Greek finance minister says the country has a six-month stock of oil and four months of pharmaceuticals
Greece has stockpiled enough reserves of fuel and pharmaceutical supplies to withstand a long siege, and has set aside emergency funding to cover all the country’s vitally-needed food imports.
Yanis Varoufakis, the Greek finance minister, said the left-Wing Syriza government is still working on the assumption that Europe’s creditor powers will return to the negotiating table if the Greek people don’t agree to their austerity demands in a referendum on Sunday, but it stands ready to fight unless it secures major debt relief.
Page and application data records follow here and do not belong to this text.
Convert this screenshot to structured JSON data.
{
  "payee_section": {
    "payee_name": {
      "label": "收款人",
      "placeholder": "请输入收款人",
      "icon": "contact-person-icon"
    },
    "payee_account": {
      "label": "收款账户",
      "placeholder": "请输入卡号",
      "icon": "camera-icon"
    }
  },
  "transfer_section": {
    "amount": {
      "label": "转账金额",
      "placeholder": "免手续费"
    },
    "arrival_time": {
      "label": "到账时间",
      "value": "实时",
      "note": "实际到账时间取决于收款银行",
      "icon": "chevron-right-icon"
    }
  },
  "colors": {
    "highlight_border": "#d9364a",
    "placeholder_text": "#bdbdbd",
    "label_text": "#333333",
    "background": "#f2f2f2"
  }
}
“Luckily we have six months stocks of oil and four months stocks of pharmaceuticals,” he told The Telegraph.
Mr Varoufakis said a special five-man committee from the Greek treasury, the Bank of Greece, the trade unions and the private banks is working feverishly in a “war room” near his office allocating precious reserves for top priorities.
Food has been exempted from an import freeze since capital controls were introduced last weekend. Grains, meats, dairy products, and other foodstuffs should be able to enter the country freely, averting a potential disaster as the full tourist season kicks off.
The cash reserves of the banks are dwindling fast as citizens pull the maximum €60 a day allowed under the emergency directive – already €50 at many banks. “We can last through to the weekend and probably to Monday,” Mr Varoufakis said.
Despite assurances, the crisis is likely to escalate fast if there is no resolution early next week. Businesses in Thessaloniki and other parts of the country are already creating parallel private currencies to keep trade alive and alleviate an acute shortage of liquidity.
Vasilis Papadopoulos, owner of the Maxi paper mill in Katerini, said the situation was becoming desperate for his industry. “I have enough raw materials to last until July 14. If I don’t get any more pulp, I will have to close the factory. It is a simple as that. I have 183 employees and I will have to start laying them off,” he said.
Mr Papadopoulis, who manufactures paper towels, napkins, and toilet paper – partially for export – said a consignment of 3,000 tonnes of pulp from Finland was stranded in the port of Salonica. “I can’t pay the suppliers because the bank is blocked, so they won’t release it,” he said.
Full article: Greece’s Yanis Varoufakis prepares for economic siege as companies issue private currencies (The Telegraph)